- assists in facilitating the transfer of corporate skills and knowledge
- operates within the principles of merit and transparency in selection processes
- does not target individuals, rather is about developing capability and marketability to ensure that there is a suitable pool of potential applicants when positions become available
- is a way of having the right people with the right skills in the right place at the right time
Succession planning is like building a security net for your organisation and proofing it from risks that may result from critical leadership gaps and vacancies in the future. Even the most successful organisations have concluded that their future capabilities will be in jeopardy without a sufficient number of talented leaders at the ready, and succession planning is an active, strategic approach to executive talent management. In addition to safeguarding critical business capabilities, though, succession planning also accelerates leadership development and maximizes strategic talent leverage.
Organisations must identify those capabilities that are most critical to business success, prioritising succession risks and interventions accordingly. Remember to base development and succession decisions on the evolving needs of the company, overcoming both structural rigidity and misalignment between strategic priorities and talent capabilities. In other words, which positions are critical to your company's long-term success?

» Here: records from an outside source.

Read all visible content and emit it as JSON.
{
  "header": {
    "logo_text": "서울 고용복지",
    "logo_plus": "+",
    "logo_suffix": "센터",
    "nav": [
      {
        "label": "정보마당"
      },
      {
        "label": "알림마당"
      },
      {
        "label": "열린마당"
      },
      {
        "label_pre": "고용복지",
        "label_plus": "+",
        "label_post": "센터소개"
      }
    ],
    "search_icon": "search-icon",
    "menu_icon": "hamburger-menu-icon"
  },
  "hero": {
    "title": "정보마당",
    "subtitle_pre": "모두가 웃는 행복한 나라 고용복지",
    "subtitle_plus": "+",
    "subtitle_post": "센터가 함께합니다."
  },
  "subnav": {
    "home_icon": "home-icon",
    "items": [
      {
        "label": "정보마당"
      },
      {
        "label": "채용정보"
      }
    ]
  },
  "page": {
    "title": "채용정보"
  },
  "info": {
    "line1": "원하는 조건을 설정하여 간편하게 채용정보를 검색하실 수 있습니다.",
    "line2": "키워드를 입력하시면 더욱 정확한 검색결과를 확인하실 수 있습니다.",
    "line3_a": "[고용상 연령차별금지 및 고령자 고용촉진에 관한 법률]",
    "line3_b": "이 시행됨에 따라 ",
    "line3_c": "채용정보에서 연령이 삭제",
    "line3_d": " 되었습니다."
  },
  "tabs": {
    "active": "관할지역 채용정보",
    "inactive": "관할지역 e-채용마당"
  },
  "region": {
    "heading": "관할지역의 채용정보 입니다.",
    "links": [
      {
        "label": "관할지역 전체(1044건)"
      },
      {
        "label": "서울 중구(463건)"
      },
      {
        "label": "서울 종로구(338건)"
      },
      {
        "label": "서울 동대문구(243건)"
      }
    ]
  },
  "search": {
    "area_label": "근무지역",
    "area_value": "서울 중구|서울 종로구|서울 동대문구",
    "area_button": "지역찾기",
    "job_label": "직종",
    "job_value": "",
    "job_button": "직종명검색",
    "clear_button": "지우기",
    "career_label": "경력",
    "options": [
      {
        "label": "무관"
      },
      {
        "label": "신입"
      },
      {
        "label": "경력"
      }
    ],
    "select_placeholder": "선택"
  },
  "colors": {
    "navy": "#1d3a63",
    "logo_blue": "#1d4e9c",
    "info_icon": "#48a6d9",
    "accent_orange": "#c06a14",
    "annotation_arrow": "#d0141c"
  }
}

Let's talk about three important phases of succession planning:
Mapping Leadership Roles and Critical Positions
It is necessary to look beyond basic skills and knowledge required to perform an adequate job and into the deeply rooted capabilities -- an individual's social role, self-image, traits, and motives--that can most accurately determine high-potential candidates. Here are three things crucial to this particular phase:
- Define the parameters of critical positions.
- Create tools and templates to assist identification of critical roles.
- Identify the specific skills, capabilities, knowledge and qualifications required for success in all leadership roles and critical positions.
Note: In defining capabilities, it is important to distinguish between two major categories:
Threshold capabilities, which are the characteristics that any jobholder needs to do that job effectively -- but that do not distinguish the average from superior performer. For example, a good salesperson must have an adequate knowledge of their products, but this is not necessarily sufficient to ensure outstanding performance.
Differentiating capabilities, which are the characteristics that superior performers have but average performers lack. For example, a salesperson that is customer-focused and empathetic, and can put themselves in the shoes of potential clients to really understand which products are important to them and which are not.
Developing the Succession Plan
Next, it's time to develop your talent pool. Now that you know what your needs are both for the present and future, you'll create a more comprehensive competency list based on your staffing needs. What exactly are the vacancies in sight? Executive leaders, specialists, managers, etc.?
You will also be using the information you developed in the previous phase to create a more detailed 'position description' complete with the knowledge, skills, and experience that are required for success for anyone assuming the role. In addition, you will detail the type of learning and development your company will provide to train team members for these vacancies. This will serve as your organisation's learning curriculum, which will be filled with development programs for those who populate your succession pools. Such development can take the form of:
- Shadowing Senior Leaders
- Interdepartmental movement in line with vacancy policy
- External agency rotation programs
Populating Your Succession Pool
Next, you'll evaluate current employees to identify talent pool candidates. Take a look at high performers as well as team members who display great potential. Part of this stage includes reviewing performance metrics, referrals, and past work experience. It's also ideal to have a conversation with employees who you're considering for your succession pool about their career plans. What are their goals? Where do they see themselves in five years? Are there other parts of the business they're eager to explore?
As you identify key team members and populate your talent pools, remember to assess each individual on:
- Values congruence
This ensures that only the most qualified candidates continue forward in the process and that your organisation invests in individuals who can excel and take the company to new heights.
Does your company have a succession plan in place? If not, consider implementing one so that you can rest assured your company is strong and secure no matter what it faces in the future.